__What is required__
In the response, each entry below should appear again exactly as given.

(Information provided begins)

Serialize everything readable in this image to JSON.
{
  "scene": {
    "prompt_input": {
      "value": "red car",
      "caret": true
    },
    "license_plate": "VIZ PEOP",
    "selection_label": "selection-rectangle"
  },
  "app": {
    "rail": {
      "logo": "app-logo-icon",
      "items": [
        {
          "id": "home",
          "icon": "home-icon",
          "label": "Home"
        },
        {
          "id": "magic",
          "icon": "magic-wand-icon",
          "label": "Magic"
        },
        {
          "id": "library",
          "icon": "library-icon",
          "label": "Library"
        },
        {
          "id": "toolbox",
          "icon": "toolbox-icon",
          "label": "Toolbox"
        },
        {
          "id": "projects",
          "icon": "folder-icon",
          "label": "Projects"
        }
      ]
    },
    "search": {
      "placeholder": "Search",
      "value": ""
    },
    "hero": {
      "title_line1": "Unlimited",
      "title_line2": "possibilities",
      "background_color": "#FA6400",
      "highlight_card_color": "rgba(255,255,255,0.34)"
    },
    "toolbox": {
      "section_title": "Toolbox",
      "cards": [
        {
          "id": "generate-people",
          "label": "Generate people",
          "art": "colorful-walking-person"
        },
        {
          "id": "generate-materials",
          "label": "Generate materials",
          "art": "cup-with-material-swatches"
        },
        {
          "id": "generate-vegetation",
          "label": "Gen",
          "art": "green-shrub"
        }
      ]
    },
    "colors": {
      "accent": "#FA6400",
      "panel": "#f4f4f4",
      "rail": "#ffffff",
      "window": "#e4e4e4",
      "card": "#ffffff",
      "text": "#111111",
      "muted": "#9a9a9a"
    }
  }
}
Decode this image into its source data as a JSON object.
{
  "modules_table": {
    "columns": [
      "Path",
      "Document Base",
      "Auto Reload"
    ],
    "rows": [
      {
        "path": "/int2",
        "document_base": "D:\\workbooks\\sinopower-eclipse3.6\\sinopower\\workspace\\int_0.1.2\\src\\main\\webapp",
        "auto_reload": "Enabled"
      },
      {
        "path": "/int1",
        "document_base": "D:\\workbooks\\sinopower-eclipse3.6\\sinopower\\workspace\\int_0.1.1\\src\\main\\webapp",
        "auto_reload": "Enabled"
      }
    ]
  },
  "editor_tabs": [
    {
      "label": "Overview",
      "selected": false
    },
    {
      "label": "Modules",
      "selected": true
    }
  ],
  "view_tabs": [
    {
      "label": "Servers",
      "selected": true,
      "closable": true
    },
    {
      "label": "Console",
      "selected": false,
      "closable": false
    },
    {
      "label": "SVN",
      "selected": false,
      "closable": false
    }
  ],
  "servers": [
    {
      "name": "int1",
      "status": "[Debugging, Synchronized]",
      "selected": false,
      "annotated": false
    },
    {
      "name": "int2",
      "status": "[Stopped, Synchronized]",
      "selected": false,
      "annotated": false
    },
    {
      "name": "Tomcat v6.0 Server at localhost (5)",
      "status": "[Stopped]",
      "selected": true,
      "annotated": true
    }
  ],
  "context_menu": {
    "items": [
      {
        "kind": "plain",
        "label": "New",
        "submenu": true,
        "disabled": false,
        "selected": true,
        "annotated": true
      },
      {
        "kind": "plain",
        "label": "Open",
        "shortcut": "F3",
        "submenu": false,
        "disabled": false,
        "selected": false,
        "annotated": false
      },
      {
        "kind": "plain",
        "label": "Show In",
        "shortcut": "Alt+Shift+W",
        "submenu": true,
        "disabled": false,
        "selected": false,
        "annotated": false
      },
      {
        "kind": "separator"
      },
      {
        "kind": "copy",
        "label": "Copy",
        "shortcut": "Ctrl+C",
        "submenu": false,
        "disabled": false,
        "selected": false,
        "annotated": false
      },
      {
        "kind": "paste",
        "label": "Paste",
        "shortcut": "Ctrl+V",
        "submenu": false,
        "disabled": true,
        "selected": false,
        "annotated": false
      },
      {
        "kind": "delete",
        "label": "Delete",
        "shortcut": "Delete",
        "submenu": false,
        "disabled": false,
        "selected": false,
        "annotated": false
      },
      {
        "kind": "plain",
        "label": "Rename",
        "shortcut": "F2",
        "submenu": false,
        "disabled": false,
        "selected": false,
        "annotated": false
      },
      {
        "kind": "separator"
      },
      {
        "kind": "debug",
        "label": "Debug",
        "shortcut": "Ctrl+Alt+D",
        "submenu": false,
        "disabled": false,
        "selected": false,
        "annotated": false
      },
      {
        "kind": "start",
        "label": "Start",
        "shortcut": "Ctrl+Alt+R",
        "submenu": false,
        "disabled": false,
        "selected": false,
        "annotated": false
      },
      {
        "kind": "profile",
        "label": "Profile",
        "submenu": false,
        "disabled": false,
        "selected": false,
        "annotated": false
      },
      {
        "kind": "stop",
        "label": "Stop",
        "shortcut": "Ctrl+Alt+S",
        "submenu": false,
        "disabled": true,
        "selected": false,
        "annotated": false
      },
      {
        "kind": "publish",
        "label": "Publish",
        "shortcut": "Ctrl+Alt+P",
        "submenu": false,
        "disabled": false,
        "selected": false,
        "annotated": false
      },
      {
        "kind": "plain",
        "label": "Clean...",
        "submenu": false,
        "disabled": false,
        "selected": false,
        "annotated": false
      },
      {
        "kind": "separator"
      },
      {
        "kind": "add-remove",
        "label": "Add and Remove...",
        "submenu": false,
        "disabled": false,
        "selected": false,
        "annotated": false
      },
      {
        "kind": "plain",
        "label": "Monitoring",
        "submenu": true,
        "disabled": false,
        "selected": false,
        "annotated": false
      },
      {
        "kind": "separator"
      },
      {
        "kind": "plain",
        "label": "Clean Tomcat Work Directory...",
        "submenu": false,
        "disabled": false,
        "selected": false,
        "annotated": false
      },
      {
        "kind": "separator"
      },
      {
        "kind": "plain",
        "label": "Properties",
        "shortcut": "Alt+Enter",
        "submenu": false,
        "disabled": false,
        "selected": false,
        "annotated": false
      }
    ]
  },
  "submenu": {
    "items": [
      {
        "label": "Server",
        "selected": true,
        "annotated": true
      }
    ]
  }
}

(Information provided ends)

__Response to the task__
Serialize everything readable in this image to JSON.
{
  "scene": {
    "prompt_input": {
      "value": "red car",
      "caret": true
    },
    "license_plate": "VIZ PEOP",
    "selection_label": "selection-rectangle"
  },
  "app": {
    "rail": {
      "logo": "app-logo-icon",
      "items": [
        {
          "id": "home",
          "icon": "home-icon",
          "label": "Home"
        },
        {
          "id": "magic",
          "icon": "magic-wand-icon",
          "label": "Magic"
        },
        {
          "id": "library",
          "icon": "library-icon",
          "label": "Library"
        },
        {
          "id": "toolbox",
          "icon": "toolbox-icon",
          "label": "Toolbox"
        },
        {
          "id": "projects",
          "icon": "folder-icon",
          "label": "Projects"
        }
      ]
    },
    "search": {
      "placeholder": "Search",
      "value": ""
    },
    "hero": {
      "title_line1": "Unlimited",
      "title_line2": "possibilities",
      "background_color": "#FA6400",
      "highlight_card_color": "rgba(255,255,255,0.34)"
    },
    "toolbox": {
      "section_title": "Toolbox",
      "cards": [
        {
          "id": "generate-people",
          "label": "Generate people",
          "art": "colorful-walking-person"
        },
        {
          "id": "generate-materials",
          "label": "Generate materials",
          "art": "cup-with-material-swatches"
        },
        {
          "id": "generate-vegetation",
          "label": "Gen",
          "art": "green-shrub"
        }
      ]
    },
    "colors": {
      "accent": "#FA6400",
      "panel": "#f4f4f4",
      "rail": "#ffffff",
      "window": "#e4e4e4",
      "card": "#ffffff",
      "text": "#111111",
      "muted": "#9a9a9a"
    }
  }
}
Decode this image into its source data as a JSON object.
{
  "modules_table": {
    "columns": [
      "Path",
      "Document Base",
      "Auto Reload"
    ],
    "rows": [
      {
        "path": "/int2",
        "document_base": "D:\\workbooks\\sinopower-eclipse3.6\\sinopower\\workspace\\int_0.1.2\\src\\main\\webapp",
        "auto_reload": "Enabled"
      },
      {
        "path": "/int1",
        "document_base": "D:\\workbooks\\sinopower-eclipse3.6\\sinopower\\workspace\\int_0.1.1\\src\\main\\webapp",
        "auto_reload": "Enabled"
      }
    ]
  },
  "editor_tabs": [
    {
      "label": "Overview",
      "selected": false
    },
    {
      "label": "Modules",
      "selected": true
    }
  ],
  "view_tabs": [
    {
      "label": "Servers",
      "selected": true,
      "closable": true
    },
    {
      "label": "Console",
      "selected": false,
      "closable": false
    },
    {
      "label": "SVN",
      "selected": false,
      "closable": false
    }
  ],
  "servers": [
    {
      "name": "int1",
      "status": "[Debugging, Synchronized]",
      "selected": false,
      "annotated": false
    },
    {
      "name": "int2",
      "status": "[Stopped, Synchronized]",
      "selected": false,
      "annotated": false
    },
    {
      "name": "Tomcat v6.0 Server at localhost (5)",
      "status": "[Stopped]",
      "selected": true,
      "annotated": true
    }
  ],
  "context_menu": {
    "items": [
      {
        "kind": "plain",
        "label": "New",
        "submenu": true,
        "disabled": false,
        "selected": true,
        "annotated": true
      },
      {
        "kind": "plain",
        "label": "Open",
        "shortcut": "F3",
        "submenu": false,
        "disabled": false,
        "selected": false,
        "annotated": false
      },
      {
        "kind": "plain",
        "label": "Show In",
        "shortcut": "Alt+Shift+W",
        "submenu": true,
        "disabled": false,
        "selected": false,
        "annotated": false
      },
      {
        "kind": "separator"
      },
      {
        "kind": "copy",
        "label": "Copy",
        "shortcut": "Ctrl+C",
        "submenu": false,
        "disabled": false,
        "selected": false,
        "annotated": false
      },
      {
        "kind": "paste",
        "label": "Paste",
        "shortcut": "Ctrl+V",
        "submenu": false,
        "disabled": true,
        "selected": false,
        "annotated": false
      },
      {
        "kind": "delete",
        "label": "Delete",
        "shortcut": "Delete",
        "submenu": false,
        "disabled": false,
        "selected": false,
        "annotated": false
      },
      {
        "kind": "plain",
        "label": "Rename",
        "shortcut": "F2",
        "submenu": false,
        "disabled": false,
        "selected": false,
        "annotated": false
      },
      {
        "kind": "separator"
      },
      {
        "kind": "debug",
        "label": "Debug",
        "shortcut": "Ctrl+Alt+D",
        "submenu": false,
        "disabled": false,
        "selected": false,
        "annotated": false
      },
      {
        "kind": "start",
        "label": "Start",
        "shortcut": "Ctrl+Alt+R",
        "submenu": false,
        "disabled": false,
        "selected": false,
        "annotated": false
      },
      {
        "kind": "profile",
        "label": "Profile",
        "submenu": false,
        "disabled": false,
        "selected": false,
        "annotated": false
      },
      {
        "kind": "stop",
        "label": "Stop",
        "shortcut": "Ctrl+Alt+S",
        "submenu": false,
        "disabled": true,
        "selected": false,
        "annotated": false
      },
      {
        "kind": "publish",
        "label": "Publish",
        "shortcut": "Ctrl+Alt+P",
        "submenu": false,
        "disabled": false,
        "selected": false,
        "annotated": false
      },
      {
        "kind": "plain",
        "label": "Clean...",
        "submenu": false,
        "disabled": false,
        "selected": false,
        "annotated": false
      },
      {
        "kind": "separator"
      },
      {
        "kind": "add-remove",
        "label": "Add and Remove...",
        "submenu": false,
        "disabled": false,
        "selected": false,
        "annotated": false
      },
      {
        "kind": "plain",
        "label": "Monitoring",
        "submenu": true,
        "disabled": false,
        "selected": false,
        "annotated": false
      },
      {
        "kind": "separator"
      },
      {
        "kind": "plain",
        "label": "Clean Tomcat Work Directory...",
        "submenu": false,
        "disabled": false,
        "selected": false,
        "annotated": false
      },
      {
        "kind": "separator"
      },
      {
        "kind": "plain",
        "label": "Properties",
        "shortcut": "Alt+Enter",
        "submenu": false,
        "disabled": false,
        "selected": false,
        "annotated": false
      }
    ]
  },
  "submenu": {
    "items": [
      {
        "label": "Server",
        "selected": true,
        "annotated": true
      }
    ]
  }
}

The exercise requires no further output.